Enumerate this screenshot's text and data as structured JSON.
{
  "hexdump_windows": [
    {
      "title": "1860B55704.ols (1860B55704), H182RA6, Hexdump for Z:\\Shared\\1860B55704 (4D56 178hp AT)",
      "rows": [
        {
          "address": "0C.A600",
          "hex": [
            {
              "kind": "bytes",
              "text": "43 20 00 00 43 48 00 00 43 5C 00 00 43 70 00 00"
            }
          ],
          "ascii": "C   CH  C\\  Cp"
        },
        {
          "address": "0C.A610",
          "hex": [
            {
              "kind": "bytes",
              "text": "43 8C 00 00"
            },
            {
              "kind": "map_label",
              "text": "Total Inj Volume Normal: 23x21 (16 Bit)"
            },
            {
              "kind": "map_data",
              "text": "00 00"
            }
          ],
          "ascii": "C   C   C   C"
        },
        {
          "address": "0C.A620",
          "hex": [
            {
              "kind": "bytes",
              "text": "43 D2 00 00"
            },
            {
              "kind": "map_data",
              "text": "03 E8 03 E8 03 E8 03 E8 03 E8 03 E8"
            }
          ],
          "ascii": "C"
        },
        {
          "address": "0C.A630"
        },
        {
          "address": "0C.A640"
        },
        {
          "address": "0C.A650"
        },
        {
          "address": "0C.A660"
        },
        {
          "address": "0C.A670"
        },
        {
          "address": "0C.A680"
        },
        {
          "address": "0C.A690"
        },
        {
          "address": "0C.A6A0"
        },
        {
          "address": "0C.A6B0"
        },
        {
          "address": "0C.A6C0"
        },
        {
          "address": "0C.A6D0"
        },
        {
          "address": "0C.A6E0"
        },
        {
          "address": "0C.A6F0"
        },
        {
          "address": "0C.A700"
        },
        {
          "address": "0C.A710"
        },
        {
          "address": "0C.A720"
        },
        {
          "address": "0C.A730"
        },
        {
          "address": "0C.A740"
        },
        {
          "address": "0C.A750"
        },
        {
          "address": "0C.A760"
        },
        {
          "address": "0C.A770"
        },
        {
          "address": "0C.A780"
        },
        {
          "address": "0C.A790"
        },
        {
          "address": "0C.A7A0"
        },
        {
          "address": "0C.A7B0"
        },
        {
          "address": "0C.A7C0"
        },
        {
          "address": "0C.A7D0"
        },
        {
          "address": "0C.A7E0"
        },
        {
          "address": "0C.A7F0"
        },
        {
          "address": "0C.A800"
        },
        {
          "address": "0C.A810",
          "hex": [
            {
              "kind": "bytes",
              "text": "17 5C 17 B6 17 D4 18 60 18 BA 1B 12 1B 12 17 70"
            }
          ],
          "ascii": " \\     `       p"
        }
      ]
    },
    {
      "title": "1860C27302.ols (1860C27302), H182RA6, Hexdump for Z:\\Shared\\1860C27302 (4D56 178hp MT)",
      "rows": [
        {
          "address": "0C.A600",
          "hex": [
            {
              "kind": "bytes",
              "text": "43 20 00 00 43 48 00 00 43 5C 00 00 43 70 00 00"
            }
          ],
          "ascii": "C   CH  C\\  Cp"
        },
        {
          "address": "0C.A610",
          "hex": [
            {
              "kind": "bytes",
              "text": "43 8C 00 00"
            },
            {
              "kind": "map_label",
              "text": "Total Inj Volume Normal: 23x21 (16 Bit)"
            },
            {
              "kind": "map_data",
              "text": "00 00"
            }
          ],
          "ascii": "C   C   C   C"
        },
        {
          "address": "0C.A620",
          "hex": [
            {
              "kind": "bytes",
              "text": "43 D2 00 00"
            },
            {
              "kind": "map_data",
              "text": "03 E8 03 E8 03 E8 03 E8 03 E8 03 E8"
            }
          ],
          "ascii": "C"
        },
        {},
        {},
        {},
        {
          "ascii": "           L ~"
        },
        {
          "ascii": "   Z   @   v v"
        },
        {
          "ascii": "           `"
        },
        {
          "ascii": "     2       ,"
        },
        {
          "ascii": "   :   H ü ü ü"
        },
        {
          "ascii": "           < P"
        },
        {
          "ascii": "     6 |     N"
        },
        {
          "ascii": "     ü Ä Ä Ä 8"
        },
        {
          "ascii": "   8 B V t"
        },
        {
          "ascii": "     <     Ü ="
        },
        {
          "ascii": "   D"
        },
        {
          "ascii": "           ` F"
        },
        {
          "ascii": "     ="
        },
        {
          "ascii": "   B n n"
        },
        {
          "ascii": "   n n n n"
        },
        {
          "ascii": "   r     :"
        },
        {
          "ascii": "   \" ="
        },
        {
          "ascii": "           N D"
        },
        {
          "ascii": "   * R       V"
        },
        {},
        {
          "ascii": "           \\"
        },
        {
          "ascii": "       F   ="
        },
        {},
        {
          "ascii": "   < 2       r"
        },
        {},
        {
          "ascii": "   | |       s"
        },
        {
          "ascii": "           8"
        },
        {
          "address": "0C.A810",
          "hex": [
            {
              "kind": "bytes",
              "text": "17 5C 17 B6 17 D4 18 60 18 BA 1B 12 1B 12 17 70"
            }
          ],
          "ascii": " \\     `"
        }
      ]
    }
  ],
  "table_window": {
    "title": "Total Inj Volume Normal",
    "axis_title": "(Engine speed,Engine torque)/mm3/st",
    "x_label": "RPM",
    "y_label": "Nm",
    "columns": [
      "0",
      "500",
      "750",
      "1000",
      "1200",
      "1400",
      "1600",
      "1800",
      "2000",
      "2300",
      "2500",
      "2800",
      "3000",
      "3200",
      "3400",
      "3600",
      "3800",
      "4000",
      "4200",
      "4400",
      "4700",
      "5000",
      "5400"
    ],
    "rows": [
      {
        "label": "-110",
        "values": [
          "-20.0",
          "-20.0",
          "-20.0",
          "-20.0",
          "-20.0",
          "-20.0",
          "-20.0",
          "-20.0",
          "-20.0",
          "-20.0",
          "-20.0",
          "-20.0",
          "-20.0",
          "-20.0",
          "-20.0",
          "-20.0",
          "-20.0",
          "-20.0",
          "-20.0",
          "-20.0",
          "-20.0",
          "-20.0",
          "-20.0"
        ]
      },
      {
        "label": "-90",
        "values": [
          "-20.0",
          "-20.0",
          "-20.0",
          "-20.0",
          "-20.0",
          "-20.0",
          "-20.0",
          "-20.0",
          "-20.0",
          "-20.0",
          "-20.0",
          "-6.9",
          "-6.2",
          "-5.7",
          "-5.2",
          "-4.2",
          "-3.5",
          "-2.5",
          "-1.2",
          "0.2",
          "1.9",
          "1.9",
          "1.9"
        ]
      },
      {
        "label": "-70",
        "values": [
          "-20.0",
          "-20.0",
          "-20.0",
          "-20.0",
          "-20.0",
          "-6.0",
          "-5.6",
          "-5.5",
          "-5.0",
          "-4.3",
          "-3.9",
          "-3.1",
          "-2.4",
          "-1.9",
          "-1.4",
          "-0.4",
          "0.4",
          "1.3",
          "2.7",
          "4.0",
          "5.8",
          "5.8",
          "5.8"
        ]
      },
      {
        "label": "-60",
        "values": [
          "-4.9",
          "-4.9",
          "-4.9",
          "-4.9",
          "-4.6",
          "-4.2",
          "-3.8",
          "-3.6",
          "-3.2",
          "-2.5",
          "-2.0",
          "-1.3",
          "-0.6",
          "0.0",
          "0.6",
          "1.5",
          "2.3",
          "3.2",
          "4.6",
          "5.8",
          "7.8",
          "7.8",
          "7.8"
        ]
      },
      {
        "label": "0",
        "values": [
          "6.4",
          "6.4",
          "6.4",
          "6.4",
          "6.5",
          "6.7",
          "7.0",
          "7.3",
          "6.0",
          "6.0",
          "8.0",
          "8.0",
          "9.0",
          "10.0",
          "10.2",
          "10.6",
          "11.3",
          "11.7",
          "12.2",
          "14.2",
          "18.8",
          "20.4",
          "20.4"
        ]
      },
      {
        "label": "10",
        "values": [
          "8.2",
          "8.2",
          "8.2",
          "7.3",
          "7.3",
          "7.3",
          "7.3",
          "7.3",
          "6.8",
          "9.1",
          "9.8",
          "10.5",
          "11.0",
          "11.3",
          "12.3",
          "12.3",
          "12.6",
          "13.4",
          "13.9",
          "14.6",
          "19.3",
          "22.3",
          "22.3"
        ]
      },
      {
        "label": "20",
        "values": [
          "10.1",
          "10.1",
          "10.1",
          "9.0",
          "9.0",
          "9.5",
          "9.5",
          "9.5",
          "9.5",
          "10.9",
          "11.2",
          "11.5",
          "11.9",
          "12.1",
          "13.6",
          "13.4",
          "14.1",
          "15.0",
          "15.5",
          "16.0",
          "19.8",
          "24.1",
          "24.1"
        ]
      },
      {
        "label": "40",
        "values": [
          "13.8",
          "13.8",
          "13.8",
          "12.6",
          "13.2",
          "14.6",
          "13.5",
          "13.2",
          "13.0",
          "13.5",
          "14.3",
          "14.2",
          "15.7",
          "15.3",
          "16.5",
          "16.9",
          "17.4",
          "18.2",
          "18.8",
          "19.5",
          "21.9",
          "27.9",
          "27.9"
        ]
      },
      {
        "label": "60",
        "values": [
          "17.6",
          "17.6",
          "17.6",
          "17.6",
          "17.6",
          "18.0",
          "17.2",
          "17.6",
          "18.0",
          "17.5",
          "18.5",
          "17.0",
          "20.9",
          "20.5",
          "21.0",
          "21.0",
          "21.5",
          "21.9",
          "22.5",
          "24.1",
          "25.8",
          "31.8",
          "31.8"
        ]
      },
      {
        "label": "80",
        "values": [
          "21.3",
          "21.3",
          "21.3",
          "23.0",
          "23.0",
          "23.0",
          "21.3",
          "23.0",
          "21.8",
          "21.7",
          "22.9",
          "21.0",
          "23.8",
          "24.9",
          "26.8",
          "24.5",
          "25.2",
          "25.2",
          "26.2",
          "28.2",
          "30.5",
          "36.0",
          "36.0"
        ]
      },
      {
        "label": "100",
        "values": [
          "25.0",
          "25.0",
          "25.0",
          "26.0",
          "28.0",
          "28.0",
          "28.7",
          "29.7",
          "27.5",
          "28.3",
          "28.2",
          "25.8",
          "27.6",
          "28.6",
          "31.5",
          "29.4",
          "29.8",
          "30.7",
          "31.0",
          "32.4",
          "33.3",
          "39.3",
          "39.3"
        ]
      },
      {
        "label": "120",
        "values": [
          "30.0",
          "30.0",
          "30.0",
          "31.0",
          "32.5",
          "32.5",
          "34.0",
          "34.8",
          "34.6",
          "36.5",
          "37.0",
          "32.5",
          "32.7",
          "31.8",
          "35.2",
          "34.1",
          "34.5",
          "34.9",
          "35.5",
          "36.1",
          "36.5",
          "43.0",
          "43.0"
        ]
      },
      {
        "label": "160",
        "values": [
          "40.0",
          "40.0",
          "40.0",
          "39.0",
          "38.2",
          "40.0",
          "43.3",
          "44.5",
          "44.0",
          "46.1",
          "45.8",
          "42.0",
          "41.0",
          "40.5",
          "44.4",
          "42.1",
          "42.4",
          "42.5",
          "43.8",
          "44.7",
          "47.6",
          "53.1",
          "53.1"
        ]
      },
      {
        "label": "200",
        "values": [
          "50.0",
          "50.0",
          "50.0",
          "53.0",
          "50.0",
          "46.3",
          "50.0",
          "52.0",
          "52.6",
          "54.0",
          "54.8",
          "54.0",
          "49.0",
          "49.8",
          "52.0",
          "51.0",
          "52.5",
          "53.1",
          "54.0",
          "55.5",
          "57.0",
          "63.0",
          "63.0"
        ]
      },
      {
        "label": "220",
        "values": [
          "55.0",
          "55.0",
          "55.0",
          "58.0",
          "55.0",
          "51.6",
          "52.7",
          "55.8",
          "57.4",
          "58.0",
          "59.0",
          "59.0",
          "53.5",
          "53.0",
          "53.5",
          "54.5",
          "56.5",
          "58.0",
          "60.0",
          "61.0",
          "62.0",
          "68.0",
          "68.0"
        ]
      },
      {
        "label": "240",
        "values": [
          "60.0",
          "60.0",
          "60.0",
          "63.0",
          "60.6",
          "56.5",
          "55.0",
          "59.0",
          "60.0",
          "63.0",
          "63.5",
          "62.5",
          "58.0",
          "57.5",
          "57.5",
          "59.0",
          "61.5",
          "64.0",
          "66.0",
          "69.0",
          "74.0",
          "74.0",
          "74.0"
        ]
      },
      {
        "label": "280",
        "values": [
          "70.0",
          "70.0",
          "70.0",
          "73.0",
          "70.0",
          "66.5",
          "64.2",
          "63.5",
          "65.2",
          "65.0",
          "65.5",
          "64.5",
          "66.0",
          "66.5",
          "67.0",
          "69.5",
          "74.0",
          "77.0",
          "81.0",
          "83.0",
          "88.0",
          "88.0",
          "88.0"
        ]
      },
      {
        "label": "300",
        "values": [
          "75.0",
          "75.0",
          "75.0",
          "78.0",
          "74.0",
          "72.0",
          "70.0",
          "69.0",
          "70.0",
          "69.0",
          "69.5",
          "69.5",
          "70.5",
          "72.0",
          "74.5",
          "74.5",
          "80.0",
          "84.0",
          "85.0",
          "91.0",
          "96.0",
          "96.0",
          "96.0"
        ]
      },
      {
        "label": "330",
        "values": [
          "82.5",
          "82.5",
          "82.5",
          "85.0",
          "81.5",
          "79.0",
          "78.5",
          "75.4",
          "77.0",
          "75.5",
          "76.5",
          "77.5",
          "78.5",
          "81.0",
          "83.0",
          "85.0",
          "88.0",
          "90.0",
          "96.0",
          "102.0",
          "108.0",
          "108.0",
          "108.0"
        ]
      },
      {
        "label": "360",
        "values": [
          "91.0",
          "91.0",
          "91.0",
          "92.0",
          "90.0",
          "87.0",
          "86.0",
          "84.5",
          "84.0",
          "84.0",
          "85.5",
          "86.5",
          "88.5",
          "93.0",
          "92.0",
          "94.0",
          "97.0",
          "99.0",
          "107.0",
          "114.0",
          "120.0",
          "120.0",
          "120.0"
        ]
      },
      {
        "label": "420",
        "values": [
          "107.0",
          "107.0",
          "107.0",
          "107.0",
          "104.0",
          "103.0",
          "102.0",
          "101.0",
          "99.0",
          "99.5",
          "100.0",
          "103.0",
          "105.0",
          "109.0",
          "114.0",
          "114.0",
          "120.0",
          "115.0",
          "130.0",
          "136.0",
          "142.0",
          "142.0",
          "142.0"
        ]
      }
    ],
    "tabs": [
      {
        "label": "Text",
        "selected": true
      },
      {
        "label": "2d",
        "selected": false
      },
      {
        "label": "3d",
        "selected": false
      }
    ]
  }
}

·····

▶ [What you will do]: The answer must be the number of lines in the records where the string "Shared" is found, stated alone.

▶ [Output of the exercise]: 2